- [ASSIGNMENT]: Find the lines below in which the string "JSON" occurs. Copy each one.

- [MATERIAL SUPPLIED]:

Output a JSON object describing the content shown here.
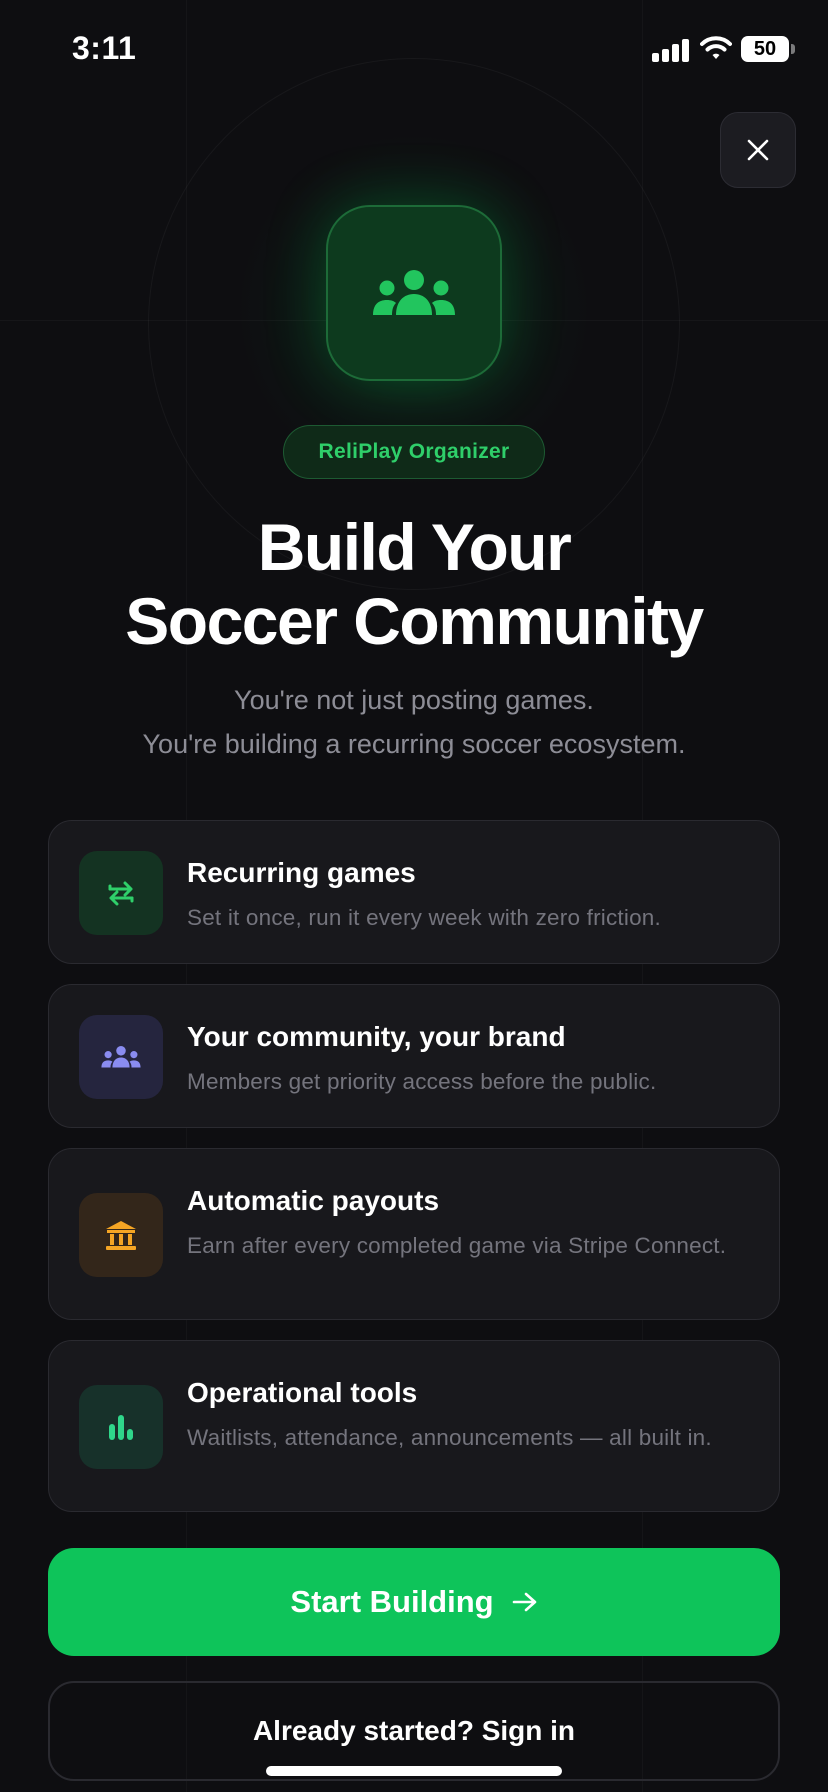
{
  "status_bar": {
    "time": "3:11",
    "battery": "50"
  },
  "header": {
    "close_icon": "close-icon"
  },
  "hero": {
    "icon": "community-icon",
    "badge": "ReliPlay Organizer",
    "title_line1": "Build Your",
    "title_line2": "Soccer Community",
    "subtitle_line1": "You're not just posting games.",
    "subtitle_line2": "You're building a recurring soccer ecosystem."
  },
  "features": [
    {
      "icon": "repeat-icon",
      "color": "#2fcf6a",
      "bg": "#143322",
      "title": "Recurring games",
      "desc": "Set it once, run it every week with zero friction."
    },
    {
      "icon": "users-icon",
      "color": "#8a8cf0",
      "bg": "#25253e",
      "title": "Your community, your brand",
      "desc": "Members get priority access before the public."
    },
    {
      "icon": "bank-icon",
      "color": "#f5a524",
      "bg": "#33261a",
      "title": "Automatic payouts",
      "desc": "Earn after every completed game via Stripe Connect."
    },
    {
      "icon": "bar-chart-icon",
      "color": "#2fd68a",
      "bg": "#17312a",
      "title": "Operational tools",
      "desc": "Waitlists, attendance, announcements — all built in."
    }
  ],
  "actions": {
    "primary_label": "Start Building",
    "secondary_label": "Already started? Sign in"
  },
  "colors": {
    "accent": "#0ec45a",
    "background": "#0e0e11"
  }
}
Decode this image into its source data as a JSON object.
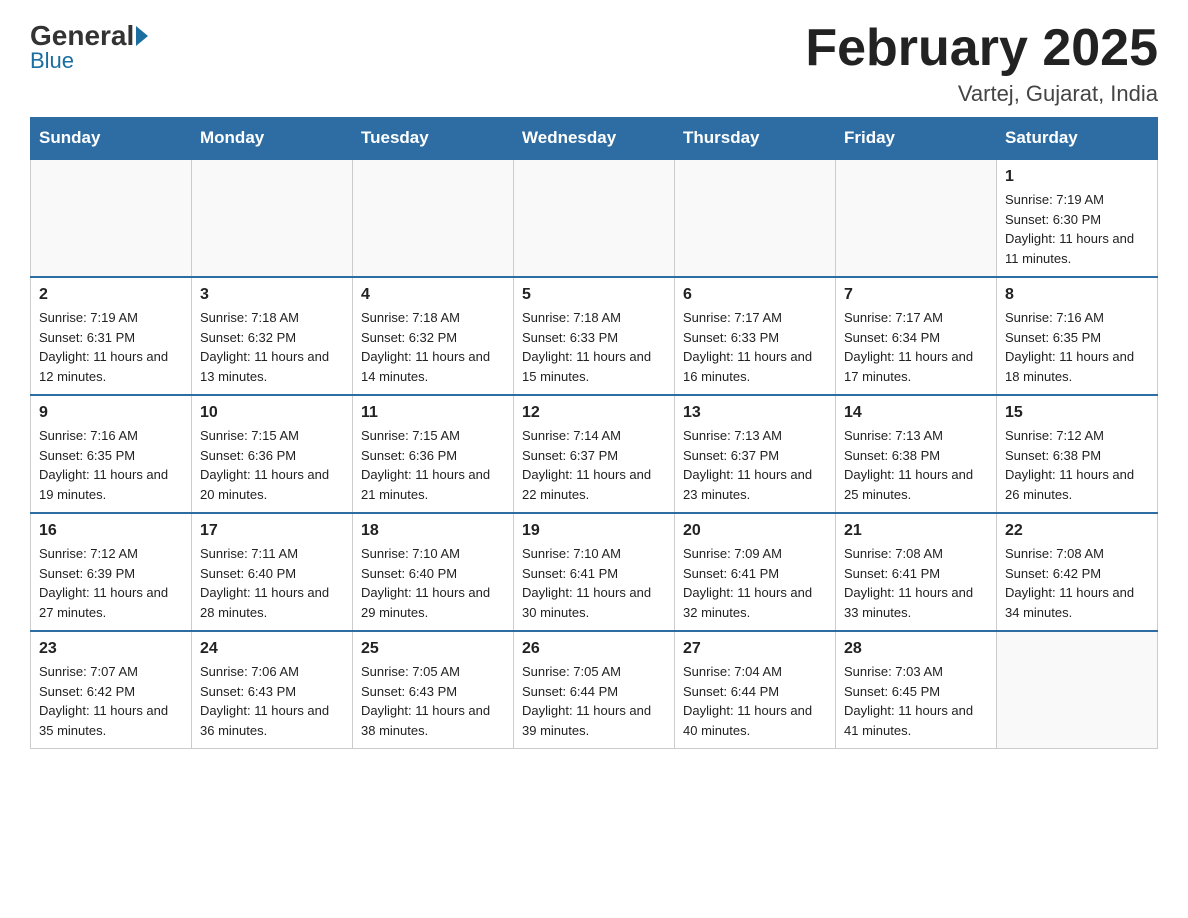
{
  "header": {
    "logo_general": "General",
    "logo_blue": "Blue",
    "month_title": "February 2025",
    "location": "Vartej, Gujarat, India"
  },
  "weekdays": [
    "Sunday",
    "Monday",
    "Tuesday",
    "Wednesday",
    "Thursday",
    "Friday",
    "Saturday"
  ],
  "weeks": [
    [
      {
        "day": "",
        "sunrise": "",
        "sunset": "",
        "daylight": ""
      },
      {
        "day": "",
        "sunrise": "",
        "sunset": "",
        "daylight": ""
      },
      {
        "day": "",
        "sunrise": "",
        "sunset": "",
        "daylight": ""
      },
      {
        "day": "",
        "sunrise": "",
        "sunset": "",
        "daylight": ""
      },
      {
        "day": "",
        "sunrise": "",
        "sunset": "",
        "daylight": ""
      },
      {
        "day": "",
        "sunrise": "",
        "sunset": "",
        "daylight": ""
      },
      {
        "day": "1",
        "sunrise": "Sunrise: 7:19 AM",
        "sunset": "Sunset: 6:30 PM",
        "daylight": "Daylight: 11 hours and 11 minutes."
      }
    ],
    [
      {
        "day": "2",
        "sunrise": "Sunrise: 7:19 AM",
        "sunset": "Sunset: 6:31 PM",
        "daylight": "Daylight: 11 hours and 12 minutes."
      },
      {
        "day": "3",
        "sunrise": "Sunrise: 7:18 AM",
        "sunset": "Sunset: 6:32 PM",
        "daylight": "Daylight: 11 hours and 13 minutes."
      },
      {
        "day": "4",
        "sunrise": "Sunrise: 7:18 AM",
        "sunset": "Sunset: 6:32 PM",
        "daylight": "Daylight: 11 hours and 14 minutes."
      },
      {
        "day": "5",
        "sunrise": "Sunrise: 7:18 AM",
        "sunset": "Sunset: 6:33 PM",
        "daylight": "Daylight: 11 hours and 15 minutes."
      },
      {
        "day": "6",
        "sunrise": "Sunrise: 7:17 AM",
        "sunset": "Sunset: 6:33 PM",
        "daylight": "Daylight: 11 hours and 16 minutes."
      },
      {
        "day": "7",
        "sunrise": "Sunrise: 7:17 AM",
        "sunset": "Sunset: 6:34 PM",
        "daylight": "Daylight: 11 hours and 17 minutes."
      },
      {
        "day": "8",
        "sunrise": "Sunrise: 7:16 AM",
        "sunset": "Sunset: 6:35 PM",
        "daylight": "Daylight: 11 hours and 18 minutes."
      }
    ],
    [
      {
        "day": "9",
        "sunrise": "Sunrise: 7:16 AM",
        "sunset": "Sunset: 6:35 PM",
        "daylight": "Daylight: 11 hours and 19 minutes."
      },
      {
        "day": "10",
        "sunrise": "Sunrise: 7:15 AM",
        "sunset": "Sunset: 6:36 PM",
        "daylight": "Daylight: 11 hours and 20 minutes."
      },
      {
        "day": "11",
        "sunrise": "Sunrise: 7:15 AM",
        "sunset": "Sunset: 6:36 PM",
        "daylight": "Daylight: 11 hours and 21 minutes."
      },
      {
        "day": "12",
        "sunrise": "Sunrise: 7:14 AM",
        "sunset": "Sunset: 6:37 PM",
        "daylight": "Daylight: 11 hours and 22 minutes."
      },
      {
        "day": "13",
        "sunrise": "Sunrise: 7:13 AM",
        "sunset": "Sunset: 6:37 PM",
        "daylight": "Daylight: 11 hours and 23 minutes."
      },
      {
        "day": "14",
        "sunrise": "Sunrise: 7:13 AM",
        "sunset": "Sunset: 6:38 PM",
        "daylight": "Daylight: 11 hours and 25 minutes."
      },
      {
        "day": "15",
        "sunrise": "Sunrise: 7:12 AM",
        "sunset": "Sunset: 6:38 PM",
        "daylight": "Daylight: 11 hours and 26 minutes."
      }
    ],
    [
      {
        "day": "16",
        "sunrise": "Sunrise: 7:12 AM",
        "sunset": "Sunset: 6:39 PM",
        "daylight": "Daylight: 11 hours and 27 minutes."
      },
      {
        "day": "17",
        "sunrise": "Sunrise: 7:11 AM",
        "sunset": "Sunset: 6:40 PM",
        "daylight": "Daylight: 11 hours and 28 minutes."
      },
      {
        "day": "18",
        "sunrise": "Sunrise: 7:10 AM",
        "sunset": "Sunset: 6:40 PM",
        "daylight": "Daylight: 11 hours and 29 minutes."
      },
      {
        "day": "19",
        "sunrise": "Sunrise: 7:10 AM",
        "sunset": "Sunset: 6:41 PM",
        "daylight": "Daylight: 11 hours and 30 minutes."
      },
      {
        "day": "20",
        "sunrise": "Sunrise: 7:09 AM",
        "sunset": "Sunset: 6:41 PM",
        "daylight": "Daylight: 11 hours and 32 minutes."
      },
      {
        "day": "21",
        "sunrise": "Sunrise: 7:08 AM",
        "sunset": "Sunset: 6:41 PM",
        "daylight": "Daylight: 11 hours and 33 minutes."
      },
      {
        "day": "22",
        "sunrise": "Sunrise: 7:08 AM",
        "sunset": "Sunset: 6:42 PM",
        "daylight": "Daylight: 11 hours and 34 minutes."
      }
    ],
    [
      {
        "day": "23",
        "sunrise": "Sunrise: 7:07 AM",
        "sunset": "Sunset: 6:42 PM",
        "daylight": "Daylight: 11 hours and 35 minutes."
      },
      {
        "day": "24",
        "sunrise": "Sunrise: 7:06 AM",
        "sunset": "Sunset: 6:43 PM",
        "daylight": "Daylight: 11 hours and 36 minutes."
      },
      {
        "day": "25",
        "sunrise": "Sunrise: 7:05 AM",
        "sunset": "Sunset: 6:43 PM",
        "daylight": "Daylight: 11 hours and 38 minutes."
      },
      {
        "day": "26",
        "sunrise": "Sunrise: 7:05 AM",
        "sunset": "Sunset: 6:44 PM",
        "daylight": "Daylight: 11 hours and 39 minutes."
      },
      {
        "day": "27",
        "sunrise": "Sunrise: 7:04 AM",
        "sunset": "Sunset: 6:44 PM",
        "daylight": "Daylight: 11 hours and 40 minutes."
      },
      {
        "day": "28",
        "sunrise": "Sunrise: 7:03 AM",
        "sunset": "Sunset: 6:45 PM",
        "daylight": "Daylight: 11 hours and 41 minutes."
      },
      {
        "day": "",
        "sunrise": "",
        "sunset": "",
        "daylight": ""
      }
    ]
  ]
}
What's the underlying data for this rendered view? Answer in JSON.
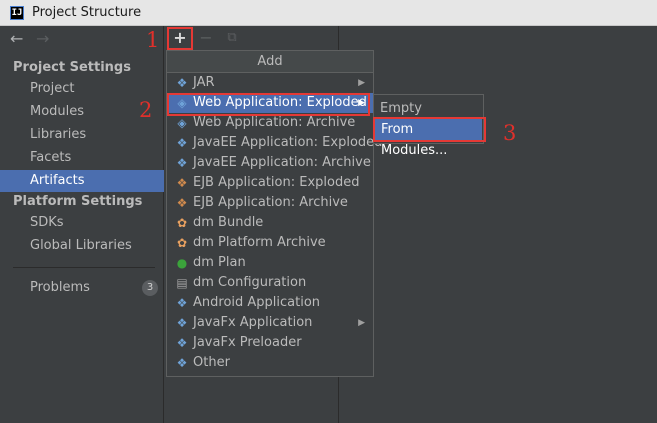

- [OUTPUT FOR THIS EXERCISE]:
Output a JSON object describing the content shown here.
Decode this image into its source data as a JSON object.
What's the underlying data for this rendered view? Answer in JSON.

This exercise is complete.